United Kingdom (June 1, 2022)—Simple Minds just wrapped up the first leg of its long-awaited 40 Years of Hits Tour, an 80-show trek that only got nine dates under its belt in 2020 before the pandemic derailed those plans. Undaunted, the purveyors of epic rock landscapes and omnipresent hits like “Don’t You (Forget About Me)” are back and now partway through a world tour that will see them play 80 shows across nearly 20 countries. Along for the ride is the band’s longtime audio provider, Britannia Row Productions.
The first leg included a homecoming concert at Glasgow’s OVO Hydro, and for that and the rest of the arena run, Brit Row provided SSL desks at FOH and in monitor world, alongside a sizable L-Acoustics’ K1/K2 PA system.
FOH engineer, Olivier ‘GG’ Gerard, who joined the Simple Minds audio crew in 2008, chose a Solid State Logic SSL L200 to create the band’s live mix, striving to get as close as possible to the album version of each track. He explained, “If I can’t emulate the record for one reason or another, I’ll at least try to replicate the signature sounds of each song, along with its specific dynamics and sonic color palette. I try to respect the time and hard work they put in during the studio sessions, but obviously this is challenging when you’re working with 40 years of music ranging from rough and punky to new wave to rock. It takes a lot of programming and research.”
Helping create those varied soundscapes, GG gets 56 inputs on stage and has a pasel of effects on-hand, including TC Electronic, Bricasti, and Lexicon reverbs, an Empirical Labs Distressor, a BSS DPR 901 dynamic EQ, an Avalon preamp / compressor, and an SSL Fusion processor.
“Simple Minds Vocalist, Jim Kerr, uses a Shure Beta 58A, as that’s what he’s most comfortable with,” GG added. “In terms of the PA, I need to trust whoever is looking after it. In this case, our system engineer, Dan Fathers, is completely reliable. He understands what I want, gig after gig, despite us not having had that much time to prepare.”
The L-Acoustics system is based around a K1 main hang with K2 for downfill and sidefill. He’s deployed flown KS28 subwoofers behind the main arrays, KS28 on the floor, A15s for outfill, and A10s for lipfill. The system is driven by LA12X amplifiers. “We’re flying the subs in cardioid to try and prevent noise or sub bass on stage because the band don’t really like it, and the same goes for the ground subs,” Fathers said. “We’ve just started using the new update on Soundvision, which has given us a lot more control over the mid to low end in K1 and K2. This is very handy for this tour, as GG is not a massive fan of low end in general.”
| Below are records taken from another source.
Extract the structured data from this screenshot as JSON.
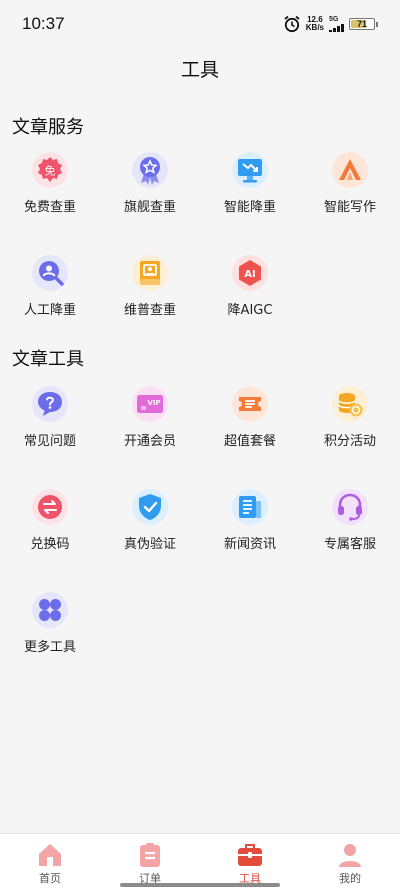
{
  "status_bar": {
    "time": "10:37",
    "net_speed_value": "12.6",
    "net_speed_unit": "KB/s",
    "signal_label": "5G",
    "battery_level": "71"
  },
  "page": {
    "title": "工具"
  },
  "sections": [
    {
      "title": "文章服务",
      "items": [
        {
          "label": "免费查重",
          "icon": "free-badge-icon",
          "color": "#f0546a"
        },
        {
          "label": "旗舰查重",
          "icon": "medal-icon",
          "color": "#6b6ee8"
        },
        {
          "label": "智能降重",
          "icon": "monitor-down-icon",
          "color": "#2f9cf0"
        },
        {
          "label": "智能写作",
          "icon": "ai-write-icon",
          "color": "#f47a3a"
        },
        {
          "label": "人工降重",
          "icon": "person-search-icon",
          "color": "#6b6ee8"
        },
        {
          "label": "维普查重",
          "icon": "book-stamp-icon",
          "color": "#f5a623"
        },
        {
          "label": "降AIGC",
          "icon": "ai-hexagon-icon",
          "color": "#ef5350"
        }
      ]
    },
    {
      "title": "文章工具",
      "items": [
        {
          "label": "常见问题",
          "icon": "question-bubble-icon",
          "color": "#6b6ee8"
        },
        {
          "label": "开通会员",
          "icon": "vip-card-icon",
          "color": "#e06ad8"
        },
        {
          "label": "超值套餐",
          "icon": "ticket-icon",
          "color": "#f47a3a"
        },
        {
          "label": "积分活动",
          "icon": "coins-icon",
          "color": "#f5a623"
        },
        {
          "label": "兑换码",
          "icon": "exchange-icon",
          "color": "#f0546a"
        },
        {
          "label": "真伪验证",
          "icon": "shield-check-icon",
          "color": "#2f9cf0"
        },
        {
          "label": "新闻资讯",
          "icon": "news-icon",
          "color": "#2f9cf0"
        },
        {
          "label": "专属客服",
          "icon": "headset-icon",
          "color": "#b05ce0"
        },
        {
          "label": "更多工具",
          "icon": "grid-dots-icon",
          "color": "#6b6ee8"
        }
      ]
    }
  ],
  "tabbar": {
    "items": [
      {
        "label": "首页",
        "icon": "home-icon",
        "active": false
      },
      {
        "label": "订单",
        "icon": "order-icon",
        "active": false
      },
      {
        "label": "工具",
        "icon": "toolbox-icon",
        "active": true
      },
      {
        "label": "我的",
        "icon": "profile-icon",
        "active": false
      }
    ],
    "inactive_color": "#f3a4a4",
    "active_color": "#e34b3d"
  }
}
At the side of stage, monitor engineer Mikey Gibbard was also using an SSL L550 console, and pre-built his mixes using live multi-tracks from GG before the crew went into three weeks of production rehearsals. “Bar a few tweaks here and there, they were all happy straight off the bat,” he reported. “They’re more like FOH mixes than monitor mixes, with a few nuances, like each player’s instrument being slightly louder. It’s great to listen to, so it’s great fun to mix.”
Gibbard eyes 10 IEM mixes plus six d&b M2 wedge mixes—two for the stage right guitarist, one in mono for the bass player, and three spot wedges for the stage left guitarist to achieve feedback during solo sections (due to all guitar amplifiers being replaced by Kemper modelling technology). He’s also carrying a couple of outboard reverb units—a TC 4000 and a Bricasti M7—alongside seven on-board reverbs from the desk, plus two delays and a handful of transient shapers and dynamic EQ.
The audio crew is completed by Gibbard’s monitor tech Daniel Ibanez and system techs Richard Trow, Eiran Simpson and Meg Clement.
With the first leg done, the next one starts in just over a week with two sold-out shows in at the OverOslo Festival in Norway. Production manager Glen Thomson commented that Brit Row’s team made the first leg a pleasure, noting, “I’ve used Brit Row for every tour I’ve done in the last 10 years. On every level, from just supplying a control package for an opening artist, to the full arena system, they have always given the same first-class service and attention to detail.”